Upon entering Navala, the local people perform a kava ceremony, during which visitors are provided with a locally brewed alcoholic drink. The homes, known as bures, are all thatched and made from clay, straw, and wood from the local forests. About 1000 people live in the village as their ancestors did and there are some 100 thatched homes which are all approximately the same size. There are hardly any windows and each house has a low door. The rectangular-plan houses have a central timber pole structure, stone plinths, and interior walls woven from split bamboo. Some homes still have stone hearths where meals are cooked, but kitchens are typically in separate bures, and toilets are in specially built structures. The huts’ floors are pounded earth and covered with coconut leaves woven into mats.
Thatching a roof, Navala village (Heard, M / CC BY 2.0)
The village chief enforces strict planning regulations and houses can only be made from local renewable materials. The only stone used for construction is in the local Catholic Church and the school. Navala has a radio shed, which is used in emergencies. The village is on a slope and there is a promenade along the Ba River.
Getting to Naval Village
It is possible to visit the village as part of a group or individually. Anyone who enters the village must pay a fee of 15 dollars and this is payable to the village chief or one of his assistants. There is not a lot of accommodation near Naval, due to its isolation, but there are regular tours to the village from local luxury hotels. Once you have paid your fee you are provided with a traditional Fijian lunch. You can also visit the village market and learn how the locals hunt wild pigs and gather fruit in the same way as their ancestors.

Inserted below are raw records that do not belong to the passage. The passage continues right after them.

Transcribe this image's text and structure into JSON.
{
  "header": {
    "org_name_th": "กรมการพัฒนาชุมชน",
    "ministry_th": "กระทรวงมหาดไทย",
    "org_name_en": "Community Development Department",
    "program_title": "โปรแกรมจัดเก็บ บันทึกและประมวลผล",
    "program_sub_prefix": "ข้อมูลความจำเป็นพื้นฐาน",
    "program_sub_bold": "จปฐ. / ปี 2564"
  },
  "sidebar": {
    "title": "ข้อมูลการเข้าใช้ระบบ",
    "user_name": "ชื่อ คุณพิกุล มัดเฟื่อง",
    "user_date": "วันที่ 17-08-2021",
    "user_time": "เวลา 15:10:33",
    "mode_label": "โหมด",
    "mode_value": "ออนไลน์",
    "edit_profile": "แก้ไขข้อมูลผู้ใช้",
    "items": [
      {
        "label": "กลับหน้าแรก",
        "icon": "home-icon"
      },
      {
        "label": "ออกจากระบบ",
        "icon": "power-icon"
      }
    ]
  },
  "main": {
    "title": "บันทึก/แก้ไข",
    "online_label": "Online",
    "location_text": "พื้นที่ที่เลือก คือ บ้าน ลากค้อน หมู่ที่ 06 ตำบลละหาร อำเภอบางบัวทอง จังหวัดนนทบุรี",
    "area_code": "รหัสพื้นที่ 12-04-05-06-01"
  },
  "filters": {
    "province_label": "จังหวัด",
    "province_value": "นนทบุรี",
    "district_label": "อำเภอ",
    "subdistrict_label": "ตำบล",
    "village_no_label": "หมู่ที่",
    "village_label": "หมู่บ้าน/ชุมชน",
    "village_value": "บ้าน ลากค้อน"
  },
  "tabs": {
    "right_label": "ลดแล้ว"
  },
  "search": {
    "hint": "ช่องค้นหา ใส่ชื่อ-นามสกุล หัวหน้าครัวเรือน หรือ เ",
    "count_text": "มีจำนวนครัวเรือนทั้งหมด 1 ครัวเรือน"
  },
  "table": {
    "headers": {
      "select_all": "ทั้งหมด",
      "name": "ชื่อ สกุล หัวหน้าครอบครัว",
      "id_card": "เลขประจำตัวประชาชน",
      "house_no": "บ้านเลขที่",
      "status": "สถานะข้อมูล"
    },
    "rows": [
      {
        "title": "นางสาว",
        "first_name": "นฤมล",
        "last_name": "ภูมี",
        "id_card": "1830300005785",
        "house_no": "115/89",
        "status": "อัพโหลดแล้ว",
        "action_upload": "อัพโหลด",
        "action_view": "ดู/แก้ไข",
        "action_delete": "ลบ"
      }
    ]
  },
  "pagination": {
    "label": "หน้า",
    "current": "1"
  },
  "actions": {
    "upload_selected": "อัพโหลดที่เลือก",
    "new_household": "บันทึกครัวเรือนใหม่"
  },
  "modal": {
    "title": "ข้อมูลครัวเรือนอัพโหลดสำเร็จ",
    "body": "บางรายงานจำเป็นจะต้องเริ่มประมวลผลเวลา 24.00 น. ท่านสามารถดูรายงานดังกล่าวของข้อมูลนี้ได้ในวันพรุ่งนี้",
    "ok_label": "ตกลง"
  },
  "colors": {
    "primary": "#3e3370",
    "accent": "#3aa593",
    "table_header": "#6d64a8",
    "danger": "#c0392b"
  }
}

Top image: Traditional Fijian village, Navala Source: Henryk Sadura / Adobe Stock
By Ed Whelan
Knapman, B. 1983. Capitalism and colonial development: studies in the economic history of Fiji, 1874-1939
Jones, R. Pinheiro, L. 1997. Fiji: A Lonely Planet Travel Survival Kit, Fourth Edition. Melbourne: Lonely Planet Publications. pp. 206–208.
Anderson, A. and Clark, G. 1999. The age of Lapita settlement in Fiji. Archaeology in Oceania, 34(1), pp.31-39